[WHAT THIS TASK INVOLVES]: From the listing below, work out how many lines contain "title". Reply with that number only.

[RECORDS PROVIDED]:
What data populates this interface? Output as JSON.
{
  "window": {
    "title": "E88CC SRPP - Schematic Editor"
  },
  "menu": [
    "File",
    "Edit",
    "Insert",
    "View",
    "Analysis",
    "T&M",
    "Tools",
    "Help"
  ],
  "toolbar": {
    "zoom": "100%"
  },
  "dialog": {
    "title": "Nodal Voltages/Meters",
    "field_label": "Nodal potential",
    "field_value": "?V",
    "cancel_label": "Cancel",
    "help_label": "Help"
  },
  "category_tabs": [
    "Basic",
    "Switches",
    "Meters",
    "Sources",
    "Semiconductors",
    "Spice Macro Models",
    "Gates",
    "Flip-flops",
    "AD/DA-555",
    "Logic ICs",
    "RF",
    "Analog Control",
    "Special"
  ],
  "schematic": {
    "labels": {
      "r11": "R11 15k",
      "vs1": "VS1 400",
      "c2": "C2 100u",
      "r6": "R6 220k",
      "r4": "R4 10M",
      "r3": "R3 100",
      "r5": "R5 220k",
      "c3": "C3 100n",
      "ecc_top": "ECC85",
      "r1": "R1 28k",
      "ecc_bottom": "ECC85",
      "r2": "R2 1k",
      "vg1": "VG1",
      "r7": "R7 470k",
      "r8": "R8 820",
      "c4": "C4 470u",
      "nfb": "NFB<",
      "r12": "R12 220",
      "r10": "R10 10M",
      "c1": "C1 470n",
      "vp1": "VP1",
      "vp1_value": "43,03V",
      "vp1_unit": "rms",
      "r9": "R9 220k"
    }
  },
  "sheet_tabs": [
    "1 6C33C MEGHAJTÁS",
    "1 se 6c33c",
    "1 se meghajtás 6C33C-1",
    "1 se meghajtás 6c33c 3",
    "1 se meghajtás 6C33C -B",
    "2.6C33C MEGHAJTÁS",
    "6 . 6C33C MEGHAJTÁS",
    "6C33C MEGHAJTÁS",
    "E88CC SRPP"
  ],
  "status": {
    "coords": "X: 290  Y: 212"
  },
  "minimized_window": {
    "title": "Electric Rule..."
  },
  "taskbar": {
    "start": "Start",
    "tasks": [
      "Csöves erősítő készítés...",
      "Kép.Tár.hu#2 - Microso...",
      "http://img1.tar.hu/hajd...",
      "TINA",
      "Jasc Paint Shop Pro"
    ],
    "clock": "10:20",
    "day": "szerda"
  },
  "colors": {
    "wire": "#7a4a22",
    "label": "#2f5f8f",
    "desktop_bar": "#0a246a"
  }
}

[EXPECTED ANSWER]: 3